Remember, don’t forget to consider keyword modifiers like “where can i” or “what to” etc. For example, someone may not be looking necessarily for “skateboard accessories” rather they may be looking for “how to build a good skateboard”.
Keyword Research Using The Google Keyword Tool
Now that you have your initial list of brainstormed keywords, you can now use these keywords to find more valuable keywords Google’s Keyword Planner Tool. This tool will allow you to search for keywords, determine how many searches are being made for that term per month, and how much competition there is competing for it, as well as related search terms.
The related search terms are crucial because it will provide you with other keywords that are similar but may have a greater number of searches per month, lesser competition, or a combination of both.
For you to be able to use the Google Keyword Planner Tool, you’ll need a Google Adwords account which is free and only takes a few minutes to sign-up.
Once you have a Google Adwords account, you’ll need to login to your account, select Tools from the menu at the top, and then select Keyword Planner.
On the main screen, click Search for new keyword and ad group ideas.
Next step is to enter the keywords you’ve brainstormed, either one at a time, or a few at a time by separating each keyword with a comma. I’d recommend starting with one at a time to make it a lot easier.
Make sure to double check your settings under Targeting so that you’re viewing search information that is relevant to you. For example, if you’re based and ship to the USA only, you should be looking at information results for the USA only.
Under Customize your search and Keyword options, you need to turn on Only show ideas closely related to my search terms. This will provide you with much more relevant keywords. However, if you feel the keywords being generated are too closely related or you wish you expand your search, you may try a search with this option turned off.
On the next screen, it will default to the Ad Group Ideas tab. Simply change that to the tab labeled Keyword Ideas.
Here, you’ll see in the first column, the list of the original keyword(s) you searched for as well as closely related keywords. The second column will show you the number of searches being performed each month, in the geographic area you specified. The third column will show you the level of competition for each keyword.
You may use the Keyword filters on the lefthand side of the screen to only show low and medium competition keywords so you’d be able to filter out the ones that would likely be too difficult to compete for.
This will show you a list of keywords related to your original search that has a low and medium level of competition. In this example, you’d be able to see which keywords have medium competition and which keywords have low competition.
With this list, you’d want to take the best terms that describe your Shopify store, pages, and product offering, keeping in mind the search volume and competition, and record them, ideally in a Google spreadsheet. You’d want to repeat this process for all the brainstormed keywords you came up with.

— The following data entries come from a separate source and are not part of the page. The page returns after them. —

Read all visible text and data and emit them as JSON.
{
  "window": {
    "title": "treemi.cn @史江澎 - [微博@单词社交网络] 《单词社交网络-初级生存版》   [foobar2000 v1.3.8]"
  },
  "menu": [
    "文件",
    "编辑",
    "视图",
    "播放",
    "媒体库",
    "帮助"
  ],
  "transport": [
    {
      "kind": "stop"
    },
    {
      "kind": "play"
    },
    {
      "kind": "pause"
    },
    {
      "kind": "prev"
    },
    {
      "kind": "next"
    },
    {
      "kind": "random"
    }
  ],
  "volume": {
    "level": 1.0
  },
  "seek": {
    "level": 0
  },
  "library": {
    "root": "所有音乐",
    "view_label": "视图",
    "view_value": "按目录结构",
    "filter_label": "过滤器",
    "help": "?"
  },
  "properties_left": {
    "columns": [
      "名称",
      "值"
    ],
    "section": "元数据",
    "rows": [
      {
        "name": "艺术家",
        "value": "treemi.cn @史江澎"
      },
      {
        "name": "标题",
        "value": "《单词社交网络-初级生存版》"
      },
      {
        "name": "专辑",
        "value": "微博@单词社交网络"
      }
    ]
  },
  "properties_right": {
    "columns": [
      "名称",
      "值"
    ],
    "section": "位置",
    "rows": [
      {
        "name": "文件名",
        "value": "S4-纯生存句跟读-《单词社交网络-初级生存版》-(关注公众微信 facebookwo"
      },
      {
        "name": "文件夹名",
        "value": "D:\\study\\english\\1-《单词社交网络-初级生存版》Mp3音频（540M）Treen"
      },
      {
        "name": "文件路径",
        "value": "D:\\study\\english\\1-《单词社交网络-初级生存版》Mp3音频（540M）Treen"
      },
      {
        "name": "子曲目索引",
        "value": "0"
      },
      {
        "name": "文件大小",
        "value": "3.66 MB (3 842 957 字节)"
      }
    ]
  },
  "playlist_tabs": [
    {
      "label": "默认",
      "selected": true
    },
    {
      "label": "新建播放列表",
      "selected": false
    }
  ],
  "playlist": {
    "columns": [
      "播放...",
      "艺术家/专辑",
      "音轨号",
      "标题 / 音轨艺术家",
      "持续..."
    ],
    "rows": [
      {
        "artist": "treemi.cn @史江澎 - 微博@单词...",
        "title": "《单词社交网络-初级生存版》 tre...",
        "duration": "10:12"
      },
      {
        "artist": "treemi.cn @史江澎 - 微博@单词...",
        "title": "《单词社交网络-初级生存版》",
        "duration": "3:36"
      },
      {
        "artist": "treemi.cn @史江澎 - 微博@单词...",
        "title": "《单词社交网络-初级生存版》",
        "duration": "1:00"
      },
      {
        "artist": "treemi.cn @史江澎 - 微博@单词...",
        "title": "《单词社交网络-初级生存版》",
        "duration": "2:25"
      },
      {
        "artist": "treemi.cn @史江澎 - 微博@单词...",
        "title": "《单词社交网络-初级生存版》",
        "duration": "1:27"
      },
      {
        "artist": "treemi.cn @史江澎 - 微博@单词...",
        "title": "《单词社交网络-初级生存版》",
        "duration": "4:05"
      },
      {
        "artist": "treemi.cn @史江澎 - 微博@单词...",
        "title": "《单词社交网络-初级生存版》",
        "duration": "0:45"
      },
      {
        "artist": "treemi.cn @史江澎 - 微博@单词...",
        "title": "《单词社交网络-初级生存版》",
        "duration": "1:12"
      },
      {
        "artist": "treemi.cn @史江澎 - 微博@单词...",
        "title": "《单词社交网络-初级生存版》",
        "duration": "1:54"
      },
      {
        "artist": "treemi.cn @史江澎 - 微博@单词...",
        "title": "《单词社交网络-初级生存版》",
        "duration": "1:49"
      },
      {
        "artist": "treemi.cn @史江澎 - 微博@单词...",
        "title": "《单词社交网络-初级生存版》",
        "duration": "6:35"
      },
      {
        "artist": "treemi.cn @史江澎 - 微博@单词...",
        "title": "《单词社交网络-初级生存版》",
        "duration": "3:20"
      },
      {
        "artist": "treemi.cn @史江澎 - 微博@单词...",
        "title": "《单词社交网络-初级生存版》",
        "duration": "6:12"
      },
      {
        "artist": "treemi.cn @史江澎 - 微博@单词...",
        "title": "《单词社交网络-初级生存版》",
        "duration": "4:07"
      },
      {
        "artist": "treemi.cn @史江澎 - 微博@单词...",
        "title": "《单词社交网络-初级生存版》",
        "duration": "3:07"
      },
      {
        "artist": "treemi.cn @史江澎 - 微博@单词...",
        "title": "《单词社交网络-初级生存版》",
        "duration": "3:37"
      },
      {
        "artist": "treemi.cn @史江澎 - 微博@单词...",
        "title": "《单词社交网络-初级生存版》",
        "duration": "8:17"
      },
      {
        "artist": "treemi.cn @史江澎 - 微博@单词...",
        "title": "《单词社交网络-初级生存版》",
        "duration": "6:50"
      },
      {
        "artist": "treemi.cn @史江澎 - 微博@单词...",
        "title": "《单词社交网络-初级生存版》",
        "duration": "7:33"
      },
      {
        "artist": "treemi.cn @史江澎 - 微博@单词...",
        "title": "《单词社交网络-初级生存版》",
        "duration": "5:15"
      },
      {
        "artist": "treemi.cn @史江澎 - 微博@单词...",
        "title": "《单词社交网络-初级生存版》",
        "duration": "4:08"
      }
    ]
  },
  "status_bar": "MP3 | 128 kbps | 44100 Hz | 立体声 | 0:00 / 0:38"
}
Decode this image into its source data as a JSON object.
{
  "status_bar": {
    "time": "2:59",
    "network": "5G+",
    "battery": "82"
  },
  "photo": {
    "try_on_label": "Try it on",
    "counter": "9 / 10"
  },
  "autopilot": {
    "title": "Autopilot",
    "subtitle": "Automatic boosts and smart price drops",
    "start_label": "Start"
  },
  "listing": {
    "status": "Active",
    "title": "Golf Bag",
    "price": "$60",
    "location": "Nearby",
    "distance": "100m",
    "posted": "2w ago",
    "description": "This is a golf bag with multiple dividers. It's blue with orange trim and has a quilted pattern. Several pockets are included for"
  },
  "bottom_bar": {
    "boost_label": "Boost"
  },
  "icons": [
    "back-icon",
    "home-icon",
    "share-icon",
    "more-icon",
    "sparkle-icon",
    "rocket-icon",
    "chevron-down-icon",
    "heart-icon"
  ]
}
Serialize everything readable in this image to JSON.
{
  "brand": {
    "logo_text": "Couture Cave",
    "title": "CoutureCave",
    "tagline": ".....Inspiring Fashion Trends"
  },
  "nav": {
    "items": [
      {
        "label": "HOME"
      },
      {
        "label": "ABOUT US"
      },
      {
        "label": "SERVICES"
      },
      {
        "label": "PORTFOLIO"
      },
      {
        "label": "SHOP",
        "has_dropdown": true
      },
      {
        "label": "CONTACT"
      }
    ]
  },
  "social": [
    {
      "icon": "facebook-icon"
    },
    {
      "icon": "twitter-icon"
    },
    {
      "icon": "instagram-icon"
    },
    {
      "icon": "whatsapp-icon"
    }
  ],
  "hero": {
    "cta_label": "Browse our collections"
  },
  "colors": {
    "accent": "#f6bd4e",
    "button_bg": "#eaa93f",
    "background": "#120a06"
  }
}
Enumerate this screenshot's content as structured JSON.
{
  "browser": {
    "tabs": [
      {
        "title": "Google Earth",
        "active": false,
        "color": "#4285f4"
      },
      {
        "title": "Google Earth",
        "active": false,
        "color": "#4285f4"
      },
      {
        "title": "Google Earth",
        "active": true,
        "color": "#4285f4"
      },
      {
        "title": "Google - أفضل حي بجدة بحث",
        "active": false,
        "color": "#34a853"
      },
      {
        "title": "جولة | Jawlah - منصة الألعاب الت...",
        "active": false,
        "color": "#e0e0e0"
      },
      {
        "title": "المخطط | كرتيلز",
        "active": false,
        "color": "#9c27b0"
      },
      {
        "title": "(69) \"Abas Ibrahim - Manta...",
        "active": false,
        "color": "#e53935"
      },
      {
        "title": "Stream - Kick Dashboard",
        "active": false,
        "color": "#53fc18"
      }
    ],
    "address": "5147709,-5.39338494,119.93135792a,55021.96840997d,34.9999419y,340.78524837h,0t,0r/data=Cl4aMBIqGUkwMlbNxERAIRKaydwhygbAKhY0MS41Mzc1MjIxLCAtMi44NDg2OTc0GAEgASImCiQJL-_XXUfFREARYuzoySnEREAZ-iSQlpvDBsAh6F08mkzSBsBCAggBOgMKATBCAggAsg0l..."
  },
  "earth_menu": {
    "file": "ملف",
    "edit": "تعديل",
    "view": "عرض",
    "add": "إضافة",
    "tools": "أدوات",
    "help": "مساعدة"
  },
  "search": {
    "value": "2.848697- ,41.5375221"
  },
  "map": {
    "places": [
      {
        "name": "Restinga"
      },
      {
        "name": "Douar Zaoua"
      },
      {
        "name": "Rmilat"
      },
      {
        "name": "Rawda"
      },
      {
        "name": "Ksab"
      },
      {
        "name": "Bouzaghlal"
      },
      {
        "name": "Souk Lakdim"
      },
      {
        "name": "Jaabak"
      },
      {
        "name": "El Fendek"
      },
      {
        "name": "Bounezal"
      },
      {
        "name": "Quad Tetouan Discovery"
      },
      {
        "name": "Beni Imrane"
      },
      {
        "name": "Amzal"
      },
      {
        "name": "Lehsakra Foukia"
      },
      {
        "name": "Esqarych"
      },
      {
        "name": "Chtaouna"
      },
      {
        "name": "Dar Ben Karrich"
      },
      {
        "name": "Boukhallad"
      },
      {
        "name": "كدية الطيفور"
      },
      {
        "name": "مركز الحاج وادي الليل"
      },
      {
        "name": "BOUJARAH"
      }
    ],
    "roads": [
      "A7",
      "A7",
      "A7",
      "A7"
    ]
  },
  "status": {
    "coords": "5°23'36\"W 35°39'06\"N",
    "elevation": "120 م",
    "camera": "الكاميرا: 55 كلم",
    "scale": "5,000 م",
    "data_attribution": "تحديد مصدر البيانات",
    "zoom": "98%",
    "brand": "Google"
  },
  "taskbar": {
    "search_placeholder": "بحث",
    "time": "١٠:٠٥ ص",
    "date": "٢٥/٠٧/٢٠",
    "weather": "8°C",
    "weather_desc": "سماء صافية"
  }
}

The good news is that after completing your keyword research for your online Shopify store and slowly implementing your chosen keywords throughout your online store, Google should have a better understanding of what your shop is all about so it can better match you to the correct searches.
Always bear in mind that SEO and keyword research is an ongoing and a continuous process. It takes time, effort, and patience to research and implements your keywords and more time for Google to pick up on these changes. Also, over time, SEO changes, search engine algorithms change, and the terms your users use will change so make sure you routinely go over your keyword research to make sure that it’s up-to-date and accurate.